» EXTRACTED DATA:
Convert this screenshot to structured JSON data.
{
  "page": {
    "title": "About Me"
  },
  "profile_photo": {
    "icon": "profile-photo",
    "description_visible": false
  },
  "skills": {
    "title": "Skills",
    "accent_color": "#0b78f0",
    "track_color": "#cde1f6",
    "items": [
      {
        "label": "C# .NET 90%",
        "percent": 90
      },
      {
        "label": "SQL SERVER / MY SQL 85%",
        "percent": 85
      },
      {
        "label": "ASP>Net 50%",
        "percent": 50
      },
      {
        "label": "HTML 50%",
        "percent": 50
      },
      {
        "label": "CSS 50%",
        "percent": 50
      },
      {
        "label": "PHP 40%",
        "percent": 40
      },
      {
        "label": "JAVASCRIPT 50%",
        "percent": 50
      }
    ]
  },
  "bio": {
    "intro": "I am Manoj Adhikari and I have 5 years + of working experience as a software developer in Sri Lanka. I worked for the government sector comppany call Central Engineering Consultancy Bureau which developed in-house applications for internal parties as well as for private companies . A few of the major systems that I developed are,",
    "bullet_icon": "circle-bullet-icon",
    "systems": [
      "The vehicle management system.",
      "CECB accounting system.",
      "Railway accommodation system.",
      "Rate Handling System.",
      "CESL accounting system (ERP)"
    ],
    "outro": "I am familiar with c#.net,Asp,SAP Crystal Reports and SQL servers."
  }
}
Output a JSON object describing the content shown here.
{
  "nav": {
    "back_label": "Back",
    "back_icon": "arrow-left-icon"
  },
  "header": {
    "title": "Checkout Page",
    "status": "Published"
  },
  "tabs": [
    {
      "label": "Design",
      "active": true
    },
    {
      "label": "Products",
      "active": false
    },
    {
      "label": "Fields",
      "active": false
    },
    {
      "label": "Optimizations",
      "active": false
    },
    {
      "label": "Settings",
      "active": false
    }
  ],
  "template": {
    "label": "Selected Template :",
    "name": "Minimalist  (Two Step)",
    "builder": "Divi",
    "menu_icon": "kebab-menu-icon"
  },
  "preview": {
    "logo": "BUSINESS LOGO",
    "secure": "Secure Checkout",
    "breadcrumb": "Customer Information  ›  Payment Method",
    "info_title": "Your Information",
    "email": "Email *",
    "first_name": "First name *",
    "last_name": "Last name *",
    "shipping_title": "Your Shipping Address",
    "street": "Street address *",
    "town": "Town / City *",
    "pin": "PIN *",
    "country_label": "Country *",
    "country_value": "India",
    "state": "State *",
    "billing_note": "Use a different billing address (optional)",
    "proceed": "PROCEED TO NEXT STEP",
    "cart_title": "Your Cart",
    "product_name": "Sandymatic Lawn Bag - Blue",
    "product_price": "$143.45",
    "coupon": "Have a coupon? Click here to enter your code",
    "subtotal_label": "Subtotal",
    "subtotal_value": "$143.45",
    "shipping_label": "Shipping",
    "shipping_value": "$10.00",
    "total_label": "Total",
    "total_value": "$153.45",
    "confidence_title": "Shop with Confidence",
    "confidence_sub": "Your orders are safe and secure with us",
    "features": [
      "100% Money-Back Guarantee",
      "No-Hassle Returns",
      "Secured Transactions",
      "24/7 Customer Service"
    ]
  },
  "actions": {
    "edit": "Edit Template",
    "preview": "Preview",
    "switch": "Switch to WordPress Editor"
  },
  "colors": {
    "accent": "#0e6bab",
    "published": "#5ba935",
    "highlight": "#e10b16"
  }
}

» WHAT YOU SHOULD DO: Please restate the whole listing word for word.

» EXPECTED ANSWER:
Convert this screenshot to structured JSON data.
{
  "page": {
    "title": "About Me"
  },
  "profile_photo": {
    "icon": "profile-photo",
    "description_visible": false
  },
  "skills": {
    "title": "Skills",
    "accent_color": "#0b78f0",
    "track_color": "#cde1f6",
    "items": [
      {
        "label": "C# .NET 90%",
        "percent": 90
      },
      {
        "label": "SQL SERVER / MY SQL 85%",
        "percent": 85
      },
      {
        "label": "ASP>Net 50%",
        "percent": 50
      },
      {
        "label": "HTML 50%",
        "percent": 50
      },
      {
        "label": "CSS 50%",
        "percent": 50
      },
      {
        "label": "PHP 40%",
        "percent": 40
      },
      {
        "label": "JAVASCRIPT 50%",
        "percent": 50
      }
    ]
  },
  "bio": {
    "intro": "I am Manoj Adhikari and I have 5 years + of working experience as a software developer in Sri Lanka. I worked for the government sector comppany call Central Engineering Consultancy Bureau which developed in-house applications for internal parties as well as for private companies . A few of the major systems that I developed are,",
    "bullet_icon": "circle-bullet-icon",
    "systems": [
      "The vehicle management system.",
      "CECB accounting system.",
      "Railway accommodation system.",
      "Rate Handling System.",
      "CESL accounting system (ERP)"
    ],
    "outro": "I am familiar with c#.net,Asp,SAP Crystal Reports and SQL servers."
  }
}
Output a JSON object describing the content shown here.
{
  "nav": {
    "back_label": "Back",
    "back_icon": "arrow-left-icon"
  },
  "header": {
    "title": "Checkout Page",
    "status": "Published"
  },
  "tabs": [
    {
      "label": "Design",
      "active": true
    },
    {
      "label": "Products",
      "active": false
    },
    {
      "label": "Fields",
      "active": false
    },
    {
      "label": "Optimizations",
      "active": false
    },
    {
      "label": "Settings",
      "active": false
    }
  ],
  "template": {
    "label": "Selected Template :",
    "name": "Minimalist  (Two Step)",
    "builder": "Divi",
    "menu_icon": "kebab-menu-icon"
  },
  "preview": {
    "logo": "BUSINESS LOGO",
    "secure": "Secure Checkout",
    "breadcrumb": "Customer Information  ›  Payment Method",
    "info_title": "Your Information",
    "email": "Email *",
    "first_name": "First name *",
    "last_name": "Last name *",
    "shipping_title": "Your Shipping Address",
    "street": "Street address *",
    "town": "Town / City *",
    "pin": "PIN *",
    "country_label": "Country *",
    "country_value": "India",
    "state": "State *",
    "billing_note": "Use a different billing address (optional)",
    "proceed": "PROCEED TO NEXT STEP",
    "cart_title": "Your Cart",
    "product_name": "Sandymatic Lawn Bag - Blue",
    "product_price": "$143.45",
    "coupon": "Have a coupon? Click here to enter your code",
    "subtotal_label": "Subtotal",
    "subtotal_value": "$143.45",
    "shipping_label": "Shipping",
    "shipping_value": "$10.00",
    "total_label": "Total",
    "total_value": "$153.45",
    "confidence_title": "Shop with Confidence",
    "confidence_sub": "Your orders are safe and secure with us",
    "features": [
      "100% Money-Back Guarantee",
      "No-Hassle Returns",
      "Secured Transactions",
      "24/7 Customer Service"
    ]
  },
  "actions": {
    "edit": "Edit Template",
    "preview": "Preview",
    "switch": "Switch to WordPress Editor"
  },
  "colors": {
    "accent": "#0e6bab",
    "published": "#5ba935",
    "highlight": "#e10b16"
  }
}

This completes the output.